Create a situation for yourself where you can just pick up the instrument and get started right away. Then you will also do it in between moments, when there is only a little time. In addition, because you don't have to set it up first, you have one less “hurdle” to overcome in order to get to the instrument regularly.
There isn't much more to say here. You shouldn't practice exclusively with a metronome, but become very familiar with it. No matter what you play, timing is one of the most important things in making music.
Nowadays there are many different ways to put together your input. You can go to class in a “traditional” way, which makes a lot of sense, especially at the beginning. There you will learn the basic techniques properly and have a basis for further training on the instrument independently. Then of course there is an incredible amount of material on YouTube. Tutorials on individual songs, techniques, theory, improvisation, timing, and songwriting. The problem here, however, is that these are often individual, non-contiguous videos. In order to understand this, you need a certain basis.
Of course, there is still a lot of material for beginners, but no one can answer individual questions, which is important for many, especially at the beginning. Then there are various online courses that you have to pay for. Masterclasses on various topics. Here I can personally recommend Pickup Music for guitarists. The platform provides endless input and is very inspiring. No matter which path you choose, you have to feel comfortable with it, practice as effectively as possible, and stay motivated. There is no one right way here.
So far we have discussed a lot of technology and structure here. Rather dry topics. Music, of course, is actually the opposite of that. Therefore, make sure that you not only practice technique, timing, and theory, but play as many songs as you can. Improvise over backing tracks, write your own songs, riffs, or think up chord progressions, grooves or fills. Only here does everything you have practiced in the previous steps come into play. And that's why we try to make the practice as effective as possible: To be able to make music with it in the end.
Despite all your ambition, don't forget that you started out because it's fun. Don't be intimidated by people who play better than you. They will always exist on the internet, no matter what level you play. Always try to have as much fun as possible with the instrument, otherwise you will not stick with it in the long run.
This is definitely one of the most beautiful ways to make music and maybe even the ultimate discipline when it comes to “practicing effectively.” Find friends who also play an instrument, join an orchestra or a band. Because nowhere is what you have practiced at home used as well as in interaction with others. If this has been about practicing effectively, this is the most effective way to use the things you've practiced. Plus, it's just so much fun!
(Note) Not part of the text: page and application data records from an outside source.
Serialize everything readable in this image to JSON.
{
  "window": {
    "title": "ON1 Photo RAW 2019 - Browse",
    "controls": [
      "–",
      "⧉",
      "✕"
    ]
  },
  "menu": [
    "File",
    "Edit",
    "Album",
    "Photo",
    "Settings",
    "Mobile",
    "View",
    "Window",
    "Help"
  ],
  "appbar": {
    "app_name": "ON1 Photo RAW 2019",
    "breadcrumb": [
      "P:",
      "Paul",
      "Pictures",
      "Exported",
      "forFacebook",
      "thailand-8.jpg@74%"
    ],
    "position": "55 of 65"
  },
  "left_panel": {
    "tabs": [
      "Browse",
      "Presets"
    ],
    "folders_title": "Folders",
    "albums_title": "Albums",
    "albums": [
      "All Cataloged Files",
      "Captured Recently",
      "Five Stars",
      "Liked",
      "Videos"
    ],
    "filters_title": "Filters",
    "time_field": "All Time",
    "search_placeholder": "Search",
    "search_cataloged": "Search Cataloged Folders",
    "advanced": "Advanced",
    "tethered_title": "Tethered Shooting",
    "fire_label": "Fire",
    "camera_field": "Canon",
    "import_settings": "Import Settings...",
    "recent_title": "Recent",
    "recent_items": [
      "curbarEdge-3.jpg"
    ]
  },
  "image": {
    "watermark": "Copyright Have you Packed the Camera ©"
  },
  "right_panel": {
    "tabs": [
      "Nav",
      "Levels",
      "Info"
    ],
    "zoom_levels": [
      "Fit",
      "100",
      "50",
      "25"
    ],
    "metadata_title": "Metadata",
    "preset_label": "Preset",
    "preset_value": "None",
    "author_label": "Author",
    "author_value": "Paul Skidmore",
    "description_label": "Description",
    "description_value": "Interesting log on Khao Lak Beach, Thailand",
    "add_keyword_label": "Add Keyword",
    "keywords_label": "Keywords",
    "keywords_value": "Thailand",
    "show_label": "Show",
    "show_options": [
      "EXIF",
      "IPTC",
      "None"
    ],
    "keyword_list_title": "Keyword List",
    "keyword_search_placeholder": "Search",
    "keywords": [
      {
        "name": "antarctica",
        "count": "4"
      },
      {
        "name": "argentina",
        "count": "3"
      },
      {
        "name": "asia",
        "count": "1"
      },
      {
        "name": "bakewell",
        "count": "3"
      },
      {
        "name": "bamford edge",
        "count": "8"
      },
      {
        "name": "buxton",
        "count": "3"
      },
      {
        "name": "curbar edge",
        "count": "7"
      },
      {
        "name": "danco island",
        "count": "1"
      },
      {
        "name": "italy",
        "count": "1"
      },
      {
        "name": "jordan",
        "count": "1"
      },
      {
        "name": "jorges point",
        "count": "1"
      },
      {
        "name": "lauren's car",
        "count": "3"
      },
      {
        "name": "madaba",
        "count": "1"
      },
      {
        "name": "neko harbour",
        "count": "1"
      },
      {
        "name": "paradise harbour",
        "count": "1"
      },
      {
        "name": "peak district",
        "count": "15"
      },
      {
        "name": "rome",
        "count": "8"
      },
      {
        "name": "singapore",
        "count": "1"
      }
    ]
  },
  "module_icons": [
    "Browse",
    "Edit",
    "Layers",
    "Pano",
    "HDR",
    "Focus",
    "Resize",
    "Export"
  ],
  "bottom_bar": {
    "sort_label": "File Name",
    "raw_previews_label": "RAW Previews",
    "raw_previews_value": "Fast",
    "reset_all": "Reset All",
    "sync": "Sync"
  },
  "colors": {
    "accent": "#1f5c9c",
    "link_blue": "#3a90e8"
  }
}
Wondering where you can find other musicians to make music together? Quite simply: Here on mukken! Here you will find music enthusiasts of all kinds, you can exchange ideas or start new projects. In the blog you will also find other interesting things about practicing and learning instruments. We look forward to you.
Originally published on July 14, 2022, updated on July 19, 2022